EXERCISE: What you need to do is retype every entry exactly as written.
═════ INPUT MATERIAL
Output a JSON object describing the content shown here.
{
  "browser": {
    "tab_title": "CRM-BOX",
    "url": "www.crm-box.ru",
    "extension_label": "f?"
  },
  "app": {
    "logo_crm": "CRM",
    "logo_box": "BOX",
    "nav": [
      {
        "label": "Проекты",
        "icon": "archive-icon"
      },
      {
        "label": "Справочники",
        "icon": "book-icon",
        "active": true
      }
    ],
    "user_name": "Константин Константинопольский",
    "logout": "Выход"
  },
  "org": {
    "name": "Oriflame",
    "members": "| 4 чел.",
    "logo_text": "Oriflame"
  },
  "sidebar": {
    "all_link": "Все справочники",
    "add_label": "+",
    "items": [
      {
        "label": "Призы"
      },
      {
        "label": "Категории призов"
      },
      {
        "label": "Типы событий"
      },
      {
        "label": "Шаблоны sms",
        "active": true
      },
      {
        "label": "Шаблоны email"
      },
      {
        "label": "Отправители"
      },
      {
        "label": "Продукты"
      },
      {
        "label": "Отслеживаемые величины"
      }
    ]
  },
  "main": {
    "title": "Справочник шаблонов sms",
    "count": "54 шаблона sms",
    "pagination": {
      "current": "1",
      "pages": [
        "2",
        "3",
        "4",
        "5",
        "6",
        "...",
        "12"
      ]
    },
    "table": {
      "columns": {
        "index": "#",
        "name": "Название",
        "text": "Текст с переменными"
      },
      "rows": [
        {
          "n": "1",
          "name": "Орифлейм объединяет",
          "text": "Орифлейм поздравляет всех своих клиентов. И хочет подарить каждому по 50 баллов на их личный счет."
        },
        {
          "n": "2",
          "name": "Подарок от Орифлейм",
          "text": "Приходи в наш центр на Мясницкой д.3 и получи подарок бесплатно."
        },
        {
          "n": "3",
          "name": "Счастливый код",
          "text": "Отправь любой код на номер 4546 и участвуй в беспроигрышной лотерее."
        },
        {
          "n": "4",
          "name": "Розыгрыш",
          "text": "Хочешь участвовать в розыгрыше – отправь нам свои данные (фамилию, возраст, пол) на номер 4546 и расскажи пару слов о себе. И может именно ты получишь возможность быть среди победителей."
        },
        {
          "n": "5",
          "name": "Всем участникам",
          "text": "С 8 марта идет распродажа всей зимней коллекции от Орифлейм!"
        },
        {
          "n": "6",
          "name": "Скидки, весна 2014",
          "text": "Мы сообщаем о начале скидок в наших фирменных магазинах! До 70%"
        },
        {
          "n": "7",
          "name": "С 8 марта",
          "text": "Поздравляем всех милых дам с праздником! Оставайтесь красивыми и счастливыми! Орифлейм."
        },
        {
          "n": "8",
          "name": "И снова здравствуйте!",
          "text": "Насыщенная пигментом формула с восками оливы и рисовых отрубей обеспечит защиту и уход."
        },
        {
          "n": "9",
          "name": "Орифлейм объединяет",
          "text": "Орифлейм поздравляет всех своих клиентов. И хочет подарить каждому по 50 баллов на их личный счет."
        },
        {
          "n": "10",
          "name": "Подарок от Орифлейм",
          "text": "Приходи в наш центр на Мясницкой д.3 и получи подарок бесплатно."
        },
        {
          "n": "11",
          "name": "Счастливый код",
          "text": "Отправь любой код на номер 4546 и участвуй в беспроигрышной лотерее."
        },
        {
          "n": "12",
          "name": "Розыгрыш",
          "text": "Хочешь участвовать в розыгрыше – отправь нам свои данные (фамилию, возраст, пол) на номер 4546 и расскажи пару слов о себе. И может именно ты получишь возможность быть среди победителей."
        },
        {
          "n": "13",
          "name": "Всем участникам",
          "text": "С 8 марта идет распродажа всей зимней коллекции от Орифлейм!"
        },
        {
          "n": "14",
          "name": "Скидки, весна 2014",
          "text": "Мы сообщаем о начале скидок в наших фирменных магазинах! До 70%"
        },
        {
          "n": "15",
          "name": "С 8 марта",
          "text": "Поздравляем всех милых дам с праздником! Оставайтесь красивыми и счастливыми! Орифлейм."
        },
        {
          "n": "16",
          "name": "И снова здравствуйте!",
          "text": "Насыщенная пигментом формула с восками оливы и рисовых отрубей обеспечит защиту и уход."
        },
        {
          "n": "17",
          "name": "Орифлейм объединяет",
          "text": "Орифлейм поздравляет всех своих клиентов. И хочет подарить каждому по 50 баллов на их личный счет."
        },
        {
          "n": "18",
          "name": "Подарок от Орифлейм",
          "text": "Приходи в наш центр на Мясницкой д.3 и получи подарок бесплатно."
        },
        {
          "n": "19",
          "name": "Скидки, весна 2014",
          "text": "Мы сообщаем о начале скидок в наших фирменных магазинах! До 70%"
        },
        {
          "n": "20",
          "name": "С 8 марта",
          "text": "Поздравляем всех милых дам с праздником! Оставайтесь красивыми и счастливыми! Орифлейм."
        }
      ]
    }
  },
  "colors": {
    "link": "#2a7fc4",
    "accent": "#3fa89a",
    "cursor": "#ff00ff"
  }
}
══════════
RESPONSE BELOW:
Output a JSON object describing the content shown here.
{
  "browser": {
    "tab_title": "CRM-BOX",
    "url": "www.crm-box.ru",
    "extension_label": "f?"
  },
  "app": {
    "logo_crm": "CRM",
    "logo_box": "BOX",
    "nav": [
      {
        "label": "Проекты",
        "icon": "archive-icon"
      },
      {
        "label": "Справочники",
        "icon": "book-icon",
        "active": true
      }
    ],
    "user_name": "Константин Константинопольский",
    "logout": "Выход"
  },
  "org": {
    "name": "Oriflame",
    "members": "| 4 чел.",
    "logo_text": "Oriflame"
  },
  "sidebar": {
    "all_link": "Все справочники",
    "add_label": "+",
    "items": [
      {
        "label": "Призы"
      },
      {
        "label": "Категории призов"
      },
      {
        "label": "Типы событий"
      },
      {
        "label": "Шаблоны sms",
        "active": true
      },
      {
        "label": "Шаблоны email"
      },
      {
        "label": "Отправители"
      },
      {
        "label": "Продукты"
      },
      {
        "label": "Отслеживаемые величины"
      }
    ]
  },
  "main": {
    "title": "Справочник шаблонов sms",
    "count": "54 шаблона sms",
    "pagination": {
      "current": "1",
      "pages": [
        "2",
        "3",
        "4",
        "5",
        "6",
        "...",
        "12"
      ]
    },
    "table": {
      "columns": {
        "index": "#",
        "name": "Название",
        "text": "Текст с переменными"
      },
      "rows": [
        {
          "n": "1",
          "name": "Орифлейм объединяет",
          "text": "Орифлейм поздравляет всех своих клиентов. И хочет подарить каждому по 50 баллов на их личный счет."
        },
        {
          "n": "2",
          "name": "Подарок от Орифлейм",
          "text": "Приходи в наш центр на Мясницкой д.3 и получи подарок бесплатно."
        },
        {
          "n": "3",
          "name": "Счастливый код",
          "text": "Отправь любой код на номер 4546 и участвуй в беспроигрышной лотерее."
        },
        {
          "n": "4",
          "name": "Розыгрыш",
          "text": "Хочешь участвовать в розыгрыше – отправь нам свои данные (фамилию, возраст, пол) на номер 4546 и расскажи пару слов о себе. И может именно ты получишь возможность быть среди победителей."
        },
        {
          "n": "5",
          "name": "Всем участникам",
          "text": "С 8 марта идет распродажа всей зимней коллекции от Орифлейм!"
        },
        {
          "n": "6",
          "name": "Скидки, весна 2014",
          "text": "Мы сообщаем о начале скидок в наших фирменных магазинах! До 70%"
        },
        {
          "n": "7",
          "name": "С 8 марта",
          "text": "Поздравляем всех милых дам с праздником! Оставайтесь красивыми и счастливыми! Орифлейм."
        },
        {
          "n": "8",
          "name": "И снова здравствуйте!",
          "text": "Насыщенная пигментом формула с восками оливы и рисовых отрубей обеспечит защиту и уход."
        },
        {
          "n": "9",
          "name": "Орифлейм объединяет",
          "text": "Орифлейм поздравляет всех своих клиентов. И хочет подарить каждому по 50 баллов на их личный счет."
        },
        {
          "n": "10",
          "name": "Подарок от Орифлейм",
          "text": "Приходи в наш центр на Мясницкой д.3 и получи подарок бесплатно."
        },
        {
          "n": "11",
          "name": "Счастливый код",
          "text": "Отправь любой код на номер 4546 и участвуй в беспроигрышной лотерее."
        },
        {
          "n": "12",
          "name": "Розыгрыш",
          "text": "Хочешь участвовать в розыгрыше – отправь нам свои данные (фамилию, возраст, пол) на номер 4546 и расскажи пару слов о себе. И может именно ты получишь возможность быть среди победителей."
        },
        {
          "n": "13",
          "name": "Всем участникам",
          "text": "С 8 марта идет распродажа всей зимней коллекции от Орифлейм!"
        },
        {
          "n": "14",
          "name": "Скидки, весна 2014",
          "text": "Мы сообщаем о начале скидок в наших фирменных магазинах! До 70%"
        },
        {
          "n": "15",
          "name": "С 8 марта",
          "text": "Поздравляем всех милых дам с праздником! Оставайтесь красивыми и счастливыми! Орифлейм."
        },
        {
          "n": "16",
          "name": "И снова здравствуйте!",
          "text": "Насыщенная пигментом формула с восками оливы и рисовых отрубей обеспечит защиту и уход."
        },
        {
          "n": "17",
          "name": "Орифлейм объединяет",
          "text": "Орифлейм поздравляет всех своих клиентов. И хочет подарить каждому по 50 баллов на их личный счет."
        },
        {
          "n": "18",
          "name": "Подарок от Орифлейм",
          "text": "Приходи в наш центр на Мясницкой д.3 и получи подарок бесплатно."
        },
        {
          "n": "19",
          "name": "Скидки, весна 2014",
          "text": "Мы сообщаем о начале скидок в наших фирменных магазинах! До 70%"
        },
        {
          "n": "20",
          "name": "С 8 марта",
          "text": "Поздравляем всех милых дам с праздником! Оставайтесь красивыми и счастливыми! Орифлейм."
        }
      ]
    }
  },
  "colors": {
    "link": "#2a7fc4",
    "accent": "#3fa89a",
    "cursor": "#ff00ff"
  }
}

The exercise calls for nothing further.